debacle that it was impossible to broach the topic
for a generation, she retreated into a more
traditional first lady role. As New York senator,
she accomplished less with a bigger name and from a
more powerful state
than Sanders did. As secretary of state, she
participated and encouraged strategically pointless
nation-breaking in Iraq and Syria. She
bureaucratically outmaneuvered Obama, leading to
U.S. intervention in Libya, which he has called the
worst decision of his administration. And her plan
to fob her domestic economic duties off on Bill
comes off as an admission that she can’t handle
being president on her own.
these issues are all topics in the current debates.
But what is as important, but not as obvious, is the
way that most citizens have been stripped of legal
and economic protections. As economist Michael
Hudson put it, “Most inequality does not reflect
differing levels of productivity, but distortions
resulting from property rights or other special
privileges." The Clinton era brought in weaker
anti-trust enforcement, which allowed companies to
accumulate more market share and with it, more
ability to extract rents. Binding arbitration, which
strips employees and consumers of their right to a
day in court, has become widespread. Pensions, which
used to be sacrosanct (and still are if you are a
CEO), are regularly renegotiated. Banks got away
with predatory servicing and wrongful foreclosures.
Not only was the 2012 National Mortgage Settlement a
“get out of liability almost free” card so large
that it was tantamount to a second bailout, but
banks were not required to fix their faulty
servicing platforms, assuring that they’d revert to
foreclosure abuses again when delinquencies rise.
And let us not forget that senior bankers are a
protected class, exempt from prosecution.
there is the stench of corruption, dating back to
Hillary’s impossible—by any legitimate means—trick
of parlaying $1,000 into $100,000 in a series of
commodities trades in 1978. The Clintons and their
backers seriously expect the rubes to believe that
large financial firms happily forked over their
hefty speaking fees purely out of interest in what
they had to say, or that Middle Eastern and
Taiwanese moneybags gave big bucks to the Clinton
Foundation while Hillary was
secretary of state out of their deep belief in the
foundation’s lofty goals. Why has Hillary refused to
release the transcripts of her Goldman speeches,
wiped her server and foot-dragged on releasing
allegedly personal emails?
voters in Naked Capitalism’s active
commentariat also explicitly reject lesser-evilism,
the cudgel that has previously kept true lefties
somewhat in line. They are willing to gamble, given
that outsider presidents like Jimmy Carter and
celebrity governors like Arnold Schwarzenegger and
Jesse Ventura didn’t get much done, that a Trump
presidency represents an acceptable cost of
inflicting punishment on the Democratic Party for 20
years of selling out ordinary Americans.
Clintons, like the Bourbons before the French

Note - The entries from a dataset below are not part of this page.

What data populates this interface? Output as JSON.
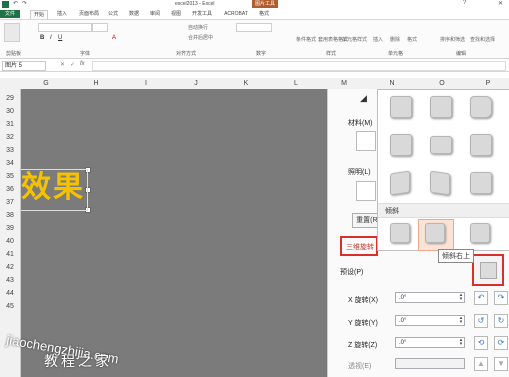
{
  "window": {
    "title": "excel2013 - Excel",
    "context_tab": "图片工具",
    "help": "?"
  },
  "tabs": [
    "文件",
    "开始",
    "插入",
    "页面布局",
    "公式",
    "数据",
    "审阅",
    "视图",
    "开发工具",
    "ACROBAT",
    "格式"
  ],
  "ribbon_groups": [
    "剪贴板",
    "字体",
    "对齐方式",
    "数字",
    "样式",
    "单元格",
    "编辑"
  ],
  "ribbon_buttons": [
    "条件格式",
    "套用表格格式",
    "单元格样式",
    "插入",
    "删除",
    "格式",
    "排序和筛选",
    "查找和选择",
    "自动换行",
    "合并后居中"
  ],
  "formula_bar": {
    "name_box": "图片 5",
    "fx": "fx"
  },
  "columns": [
    "G",
    "H",
    "I",
    "J",
    "K",
    "L",
    "M",
    "N",
    "O",
    "P"
  ],
  "rows": [
    "29",
    "30",
    "31",
    "32",
    "33",
    "34",
    "35",
    "36",
    "37",
    "38",
    "39",
    "40",
    "41",
    "42",
    "43",
    "44",
    "45"
  ],
  "sheet_text": "效果",
  "format_pane": {
    "material_label": "材料(M)",
    "lighting_label": "照明(L)",
    "reset_button": "重置(R)",
    "rotation_header": "三维旋转",
    "preset_label": "预设(P)",
    "x_label": "X 旋转(X)",
    "x_value": ".0°",
    "y_label": "Y 旋转(Y)",
    "y_value": ".0°",
    "z_label": "Z 旋转(Z)",
    "z_value": ".0°",
    "perspective_label": "透视(E)"
  },
  "gallery": {
    "section_label": "倾斜",
    "tooltip": "倾斜右上"
  },
  "watermark": {
    "url": "jiaochengzhijia.com",
    "text": "教程之家"
  },
  "colors": {
    "highlight": "#f5c200",
    "accent_red": "#d9302c",
    "sheet_bg": "#7b7b7b"
  }
}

Revolution, have ensconced themselves in such a
bubble of operative and media sycophancy that
they’ve mistakenly viewed escalating distress and
legitimate demands from citizens as mere noise.
Sanders voters are taking their cue from Talleyrand,
the statesman who navigated the Revolution and the
turbulent 50 years that followed with remarkable
success: “I have never abandoned a party before it
readers are representative, Clinton and the
Democratic Party are about to have a long-overdue
day of reckoning.